  1. Does Le Chateau still exist in Canada? It used to be a good source of super trendy, fairly affordable clothes that could possibly last a season, if you took extra careful care of them.

    It's funny: I feel that I can't afford to buy inexpensive clothes any more, since I have three children who need new wardrobes every season (different body types makes hand-me-downs now difficult).

    So I tend to buy quality pieces (ideally on sale, though those are very hard to find where I live) and wear them forever (like the French example you cited earlier).

    I never would have imagined holding this philosophy in my twenties when the newest shape was what counted. So I'm thrilled to live vicariously through you and your smashing shopping adventures!

  2. This is such a great post for so many reasons, the main one being that you hit the F21/H&M/Topshop shopping experience from all angles.

    I don't think you missed anything. It's complicated shopping in these places when we have a conscience about all the issues involved. I don't know how we can really shop entirely ethically in any form these days: designer, high street, or in between, someone is getting squeezed.

  3. Ok, I guess i read the last post before this one, where you answer my query kind of.

    I thoroughly share your feelings, esp, that F21 makes Zara look like YSL. (I have to confess I am QUITE the fan of Zara)

    As an aside, you definitely describe the items to make them sound way more appealing and plush than I would imagine...

  4. It's funny, I was in Portland this past weekend and F21 was one of the few places where I found things I liked. I own very few things from there as the majority of my shopping tends to be at Anthropologie, Nordstrom Rack & thrift stores. I really try to apply the same standards at F21 that I do anywhere else. Do I love it enough to throw something in my closet out? Will I wear it to death?
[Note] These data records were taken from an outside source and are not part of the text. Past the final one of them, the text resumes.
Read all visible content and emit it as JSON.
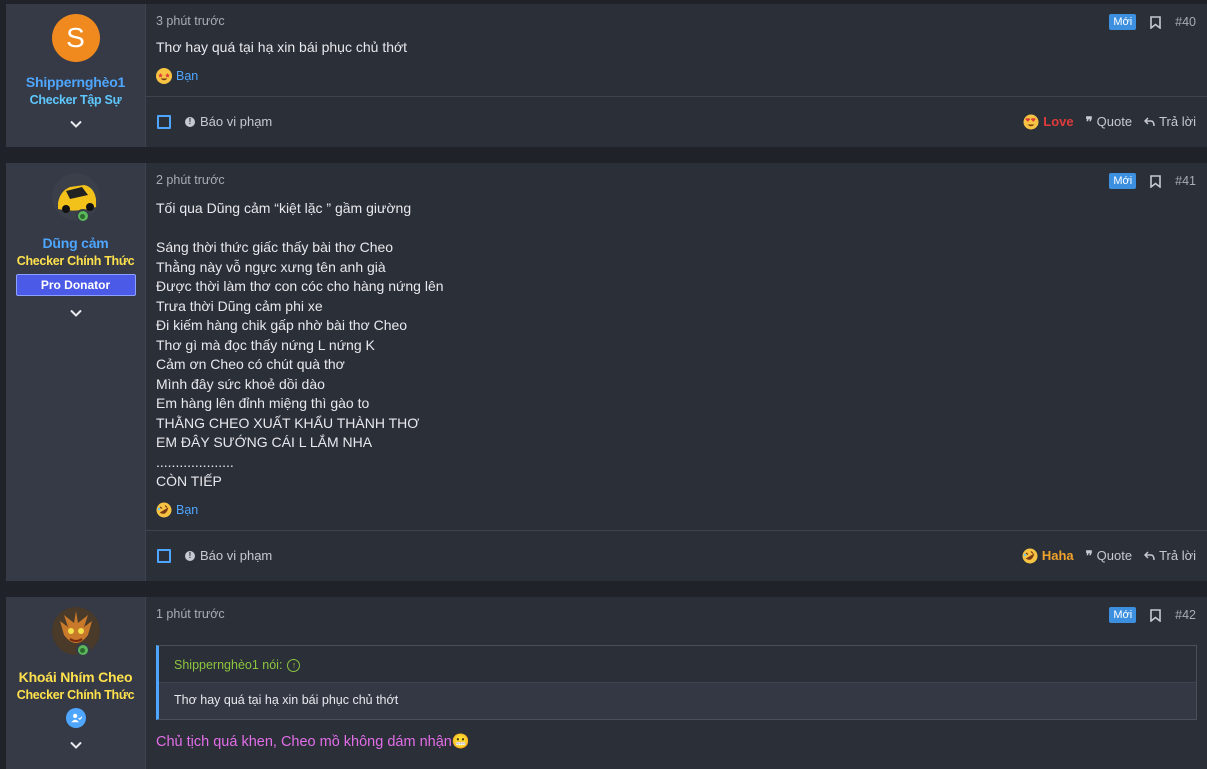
{
  "colors": {
    "link_blue": "#4ea6ff",
    "love_red": "#e03b3b",
    "haha_orange": "#f0a22a",
    "yellow_title": "#ffe14d",
    "cyan_title": "#5fc8ff",
    "pink_text": "#e26ee8",
    "green_quote": "#8cc63f"
  },
  "posts": [
    {
      "avatar_letter": "S",
      "username": "Shippernghèo1",
      "user_title": "Checker Tập Sự",
      "time": "3 phút trước",
      "new_badge": "Mới",
      "post_number": "#40",
      "body": "Thơ hay quá tại hạ xin bái phục chủ thớt",
      "reaction_by": "Bạn",
      "reaction_icon": "star-struck-emoji-icon",
      "report_label": "Báo vi phạm",
      "reaction_label": "Love",
      "quote_label": "Quote",
      "reply_label": "Trả lời"
    },
    {
      "username": "Dũng cảm",
      "user_title": "Checker Chính Thức",
      "banner": "Pro Donator",
      "time": "2 phút trước",
      "new_badge": "Mới",
      "post_number": "#41",
      "body_lines": [
        "Tối qua Dũng cảm “kiệt lặc ” gầm giường",
        "",
        "Sáng thời thức giấc thấy bài thơ Cheo",
        "Thằng này vỗ ngực xưng tên anh già",
        "Được thời làm thơ con cóc cho hàng nứng lên",
        "Trưa thời Dũng cảm phi xe",
        "Đi kiếm hàng chik gấp nhờ bài thơ Cheo",
        "Thơ gì mà đọc thấy nứng L nứng K",
        "Cảm ơn Cheo có chút quà thơ",
        "Mình đây sức khoẻ dồi dào",
        "Em hàng lên đỉnh miệng thì gào to",
        "THẰNG CHEO XUẤT KHẨU THÀNH THƠ",
        "EM ĐÂY SƯỚNG CÁI L LẮM NHA",
        "....................",
        "CÒN TIẾP"
      ],
      "reaction_by": "Bạn",
      "reaction_icon": "rofl-emoji-icon",
      "report_label": "Báo vi phạm",
      "reaction_label": "Haha",
      "quote_label": "Quote",
      "reply_label": "Trả lời"
    },
    {
      "username": "Khoái Nhím Cheo",
      "user_title": "Checker Chính Thức",
      "time": "1 phút trước",
      "new_badge": "Mới",
      "post_number": "#42",
      "quote_author": "Shippernghèo1 nói:",
      "quote_text": "Thơ hay quá tại hạ xin bái phục chủ thớt",
      "body": "Chủ tịch quá khen, Cheo mồ không dám nhận😬"
    }
  ]
}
If it can't meet those criteria, it's not coming home with me.

    The ethics is such a hard call. So little is made in countries where you know decent wages are a given--and the few who don't, I have problems with for other reasons (looking in American Apparel's direction.)

    Great post.
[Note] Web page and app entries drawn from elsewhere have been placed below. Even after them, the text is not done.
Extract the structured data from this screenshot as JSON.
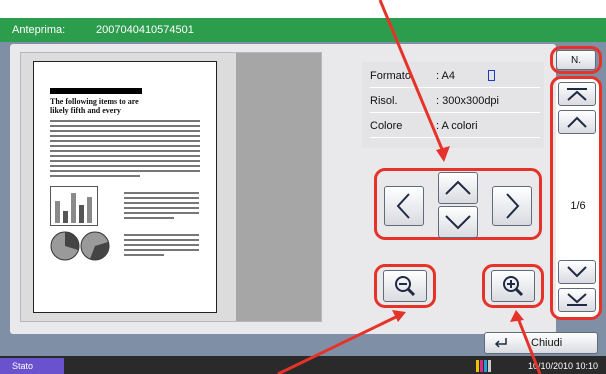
{
  "titlebar": {
    "label": "Anteprima:",
    "file_id": "2007040410574501"
  },
  "info": [
    {
      "key": "Formato",
      "value": ": A4"
    },
    {
      "key": "Risol.",
      "value": ": 300x300dpi"
    },
    {
      "key": "Colore",
      "value": ": A colori"
    }
  ],
  "document": {
    "headline_line1": "The following items to are",
    "headline_line2": "likely fifth and every"
  },
  "nav_buttons": {
    "left": "chevron-left-icon",
    "up": "chevron-up-icon",
    "down": "chevron-down-icon",
    "right": "chevron-right-icon"
  },
  "zoom": {
    "out": "zoom-out-icon",
    "in": "zoom-in-icon"
  },
  "page_nav": {
    "n_label": "N.",
    "page_indicator": "1/6"
  },
  "close_button": {
    "label": "Chiudi"
  },
  "status_bar": {
    "stato": "Stato",
    "datetime": "10/10/2010  10:10"
  },
  "colors": {
    "title_green": "#2c9d4c",
    "highlight_red": "#e5332a",
    "stato_purple": "#6a52cf",
    "screen_bg": "#7f8fa5"
  }
}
  5. Great post. I can't help but wonder how my guilty pleasure that is F21 affects those made it. It's hard because YSL is not something that I can afford on a grad school budget. And while I do believe in quality and not quantity and am trying hard to live in a quality not quality mindset my bank account cannot always afford the quality price tag. It's a hard call without a clear solution

  6. We have a shop called Primark in the UK and it's dirt cheap and terrible quality. Although the clothes are usually really on trend they just scream 'Primark', not to mention the ethical implications. I don't have money to burn but buying clothes there gives me no pleasure whatsoever! Topshop on the other hand...

  7. Miss C: Le Chateau does indeed exist. It just doesn't have the cache of, say, H&M - though the stuff is largely the same. Buying quality on sale is totally the way to go, IMO. I'm just on a bit of a bender this year :-)

    Enc: Why thank you! You are totally right about someone getting squeezed. It kind of makes me want to live on a textile commune. A really fash one.

    Riz: Today I'll start posting the pics and you can decide for yourself whether I upsold them (it's possible I had crazy glasses on). Zara is scarily appealing.

    Thanks Ambika - I think those standards you apply are so sound. I do think I'll get quite a bit of use out of the sweater and vest - at least until they fall apart!

    Miss White: I read a few Brit blogs and Primark is inevitably mentioned (as a contrast to "nice" places like TopShop) I think it must be something like our Le Chateau. Pretty crass but cheap and au courant.

  8. Diva: Somehow I missed responding to your comment in the other response. I really appreciate what you are saying about the dilemma of dressing well on a mini (shall we say, transitional) budget. It's a bitch, quite frankly. Something I like to do - to mitigate my feelings of ambivalence about conglomerate clothing - is shop vintage. It too can be cheap, but it's like recyling!